The Government Service Insurance System today announced that all its art works including Juan Luna’s ‘Parisian Life’, will have a new home at the National Museum within the second semester this year, after the signing of a Memorandum of Agreement between the GSIS and the National Museum of the Philippines.

Under the agreement, the GSIS will transfer the management of the GSIS collection to the National Museum ”to preserve, maintain, secure and promote the collection … with highest standards of care and diligence.”

The agreement will be effective for five years to start upon the complete transfer of the custody of the GSIS Art Collection from the GSIS to the Museum.

According to the National Museum, the entire north wing of the main exhibition floor of the National Art Gallery, devoted to 20th century and contemporary Filipino art, will be renamed the Government Service Insurance System Wing.

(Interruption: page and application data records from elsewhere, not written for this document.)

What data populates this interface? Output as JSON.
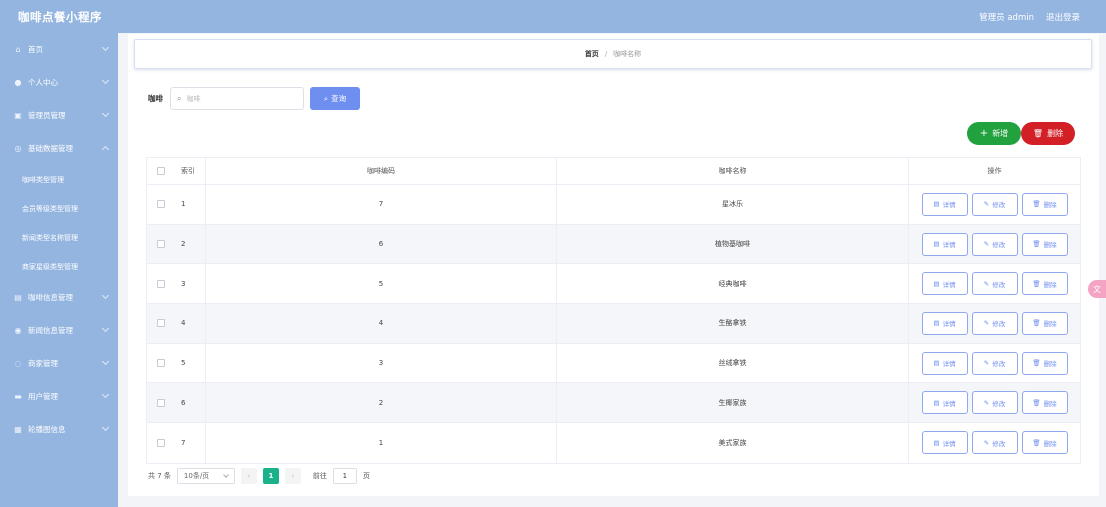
{
  "header": {
    "title": "咖啡点餐小程序",
    "user": "管理员 admin",
    "logout": "退出登录"
  },
  "sidebar": {
    "items": [
      {
        "label": "首页",
        "icon": "home-icon",
        "glyph": "⌂"
      },
      {
        "label": "个人中心",
        "icon": "user-icon",
        "glyph": "●"
      },
      {
        "label": "管理员管理",
        "icon": "admin-icon",
        "glyph": "▣"
      },
      {
        "label": "基础数据管理",
        "icon": "data-icon",
        "glyph": "◎"
      }
    ],
    "subitems": [
      "咖啡类型管理",
      "会员等级类型管理",
      "新闻类型名称管理",
      "商家星级类型管理"
    ],
    "items2": [
      {
        "label": "咖啡信息管理",
        "icon": "coffee-icon",
        "glyph": "▤"
      },
      {
        "label": "新闻信息管理",
        "icon": "news-icon",
        "glyph": "◉"
      },
      {
        "label": "商家管理",
        "icon": "shop-icon",
        "glyph": "◌"
      },
      {
        "label": "用户管理",
        "icon": "users-icon",
        "glyph": "▬"
      },
      {
        "label": "轮播图信息",
        "icon": "carousel-icon",
        "glyph": "▦"
      }
    ]
  },
  "breadcrumb": {
    "home": "首页",
    "sep": "/",
    "current": "咖啡名称"
  },
  "search": {
    "label": "咖啡",
    "placeholder": "咖啡",
    "button": "查询"
  },
  "actions": {
    "add": "新增",
    "delete": "删除"
  },
  "table": {
    "headers": {
      "index": "索引",
      "code": "咖啡编码",
      "name": "咖啡名称",
      "ops": "操作"
    },
    "ops": {
      "detail": "详情",
      "edit": "修改",
      "delete": "删除"
    },
    "rows": [
      {
        "index": "1",
        "code": "7",
        "name": "星冰乐"
      },
      {
        "index": "2",
        "code": "6",
        "name": "植物基咖啡"
      },
      {
        "index": "3",
        "code": "5",
        "name": "经典咖啡"
      },
      {
        "index": "4",
        "code": "4",
        "name": "生酪拿铁"
      },
      {
        "index": "5",
        "code": "3",
        "name": "丝绒拿铁"
      },
      {
        "index": "6",
        "code": "2",
        "name": "生椰家族"
      },
      {
        "index": "7",
        "code": "1",
        "name": "美式家族"
      }
    ]
  },
  "pagination": {
    "total": "共 7 条",
    "page_size": "10条/页",
    "current": "1",
    "goto_label": "前往",
    "goto_value": "1",
    "page_unit": "页"
  },
  "colors": {
    "sidebar": "#94b5e0",
    "primary": "#6f8ff0",
    "add": "#22a23e",
    "delete": "#d32027",
    "page_active": "#1bb18a"
  }
}
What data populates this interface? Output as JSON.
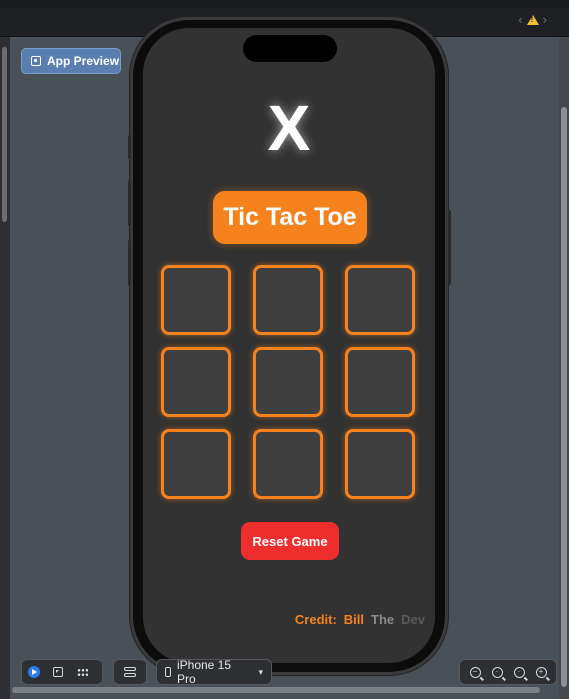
{
  "toolbar": {
    "app_preview_label": "App Preview",
    "warning_icon": "warning-icon"
  },
  "game": {
    "winner_mark": "X",
    "title": "Tic Tac Toe",
    "cells": [
      "",
      "",
      "",
      "",
      "",
      "",
      "",
      "",
      ""
    ],
    "reset_label": "Reset Game",
    "credit_label": "Credit:",
    "credit_words": [
      "Bill",
      "The",
      "Dev"
    ],
    "accent_color": "#f6821e",
    "reset_color": "#ee2d2d"
  },
  "bottom_toolbar": {
    "device_label": "iPhone 15 Pro",
    "zoom_icons": [
      "zoom-out-icon",
      "zoom-fit-icon",
      "zoom-actual-icon",
      "zoom-in-icon"
    ]
  }
}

This comprises six exhibition halls and three hallway galleries totaling approximately 1500 square meters of floor area.

President and General Manager Robert G. Vergara inspected the prospective Wing that is currently undergoing renovation. The Museum expects the renovation to be completed this July.

“It is an impressive location, quite spacious and caters to a wider audience that will now have the opportunity to see and appreciate the GSIS art collection.”

As of December 2011, the GSIS collection comprises 308 pieces of art recorded in its books which include the works of such masters as Juan Luna, Fernando Amorsolo, Botong Francisco, Vicente Manansala, HR Ocampo, Bencab and Federico Alcuaz.

Selected art and heritage pieces from the Metropolitan Theater, which the GSIS owns, will also be entrusted to the Museum. The winning entries from the GSIS Art Competitions from 2004 to 2011 will be included in the transfer as well.

The decision of the current GSIS Board of Trustees to transfer the collection to the Museum forms part of the continuing review of the policies of the pension fund.

“Preserving and maintaining art works is beyond the mandate of the GSIS as a social insurance institution and insurer of government properties”, Vergara said.

“We are happy to partner with the Museum, the principal cultural institution that takes the lead, in preserving and promoting the country’s cultural and artistic legacy.”